Social Work

Alex is a 29 year old living in Kelowna who has identified as female since a very young age, despite being born male. She began the transition process three years ago by dressing in traditionally women’s clothing, growing her hair long, and wearing makeup. In collaboration with her compassionate and knowledgeable family doctor, she takes hormones and is on a wait list to complete the various sexual reassignment surgeries in Vancouver. She has a few good friends who support her and she believes this is all she needs. When she decided to start her transition, Alex told her parents: unfortunately, they could not understand her decision and told her “call us when you have your head on straight again.” She has not heard from them since. Her parents told her sister, Lisa, and while Lisa keeps in contact, she continues to refer to Alex using male pronouns. Lisa also keeps asking Alex if perhaps she is “just gay” and wants to be able to date men “without people staring.” Alex works at a women’s clothing store in Orchard Park mall. Although she has worked there for three years, she does not feel safe telling her coworkers personal details about her life. While Alex was on her lunch break recently, her hormone pill bottle fell out of her purse and was found by a coworker. The coworker confronted her and asked what the pills were for. Alex told her it was none of her business and took them back. A week later, she was fired. Alex’s boss wouldn’t give her a straight answer about why she was being let go, but as she was packing her things, she overheard the boss say, “We can’t have freaks working here.” Alex became depressed in the months following her job loss. She found a lower paying job at a Dollar Store but does not enjoy it nearly as much as working with clothes. She has isolated herself more from friends and is counting down the days until her first surgery. Alex approached a local organization for counseling to deal with her depression: however, after explaining her situation, she was told the services are only for women. You are a hospital social worker and meet Alex in the Emergency Room late one night: she tells you she was considering suicide and needed to come to a safe place.

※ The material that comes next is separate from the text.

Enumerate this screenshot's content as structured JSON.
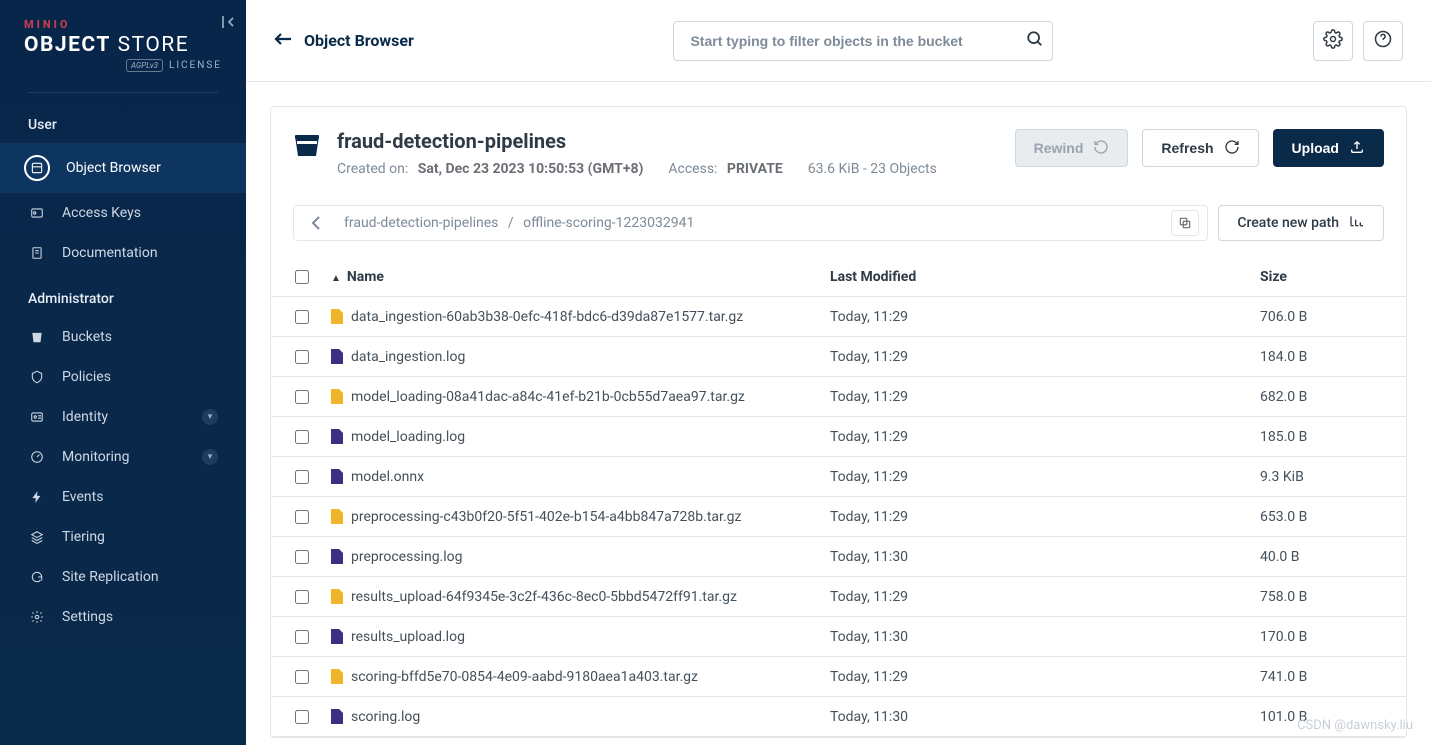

1. What are some of Alex’s strengths? How might you use these strengths to help her now? 2. What other supports (formal or informal) might help Alex? 3. What are some structural issues impacting this case? How are they relevant to Alex’s experience? 4. What community approaches need to be taken to help people understand transgendered individuals?



Sample Solution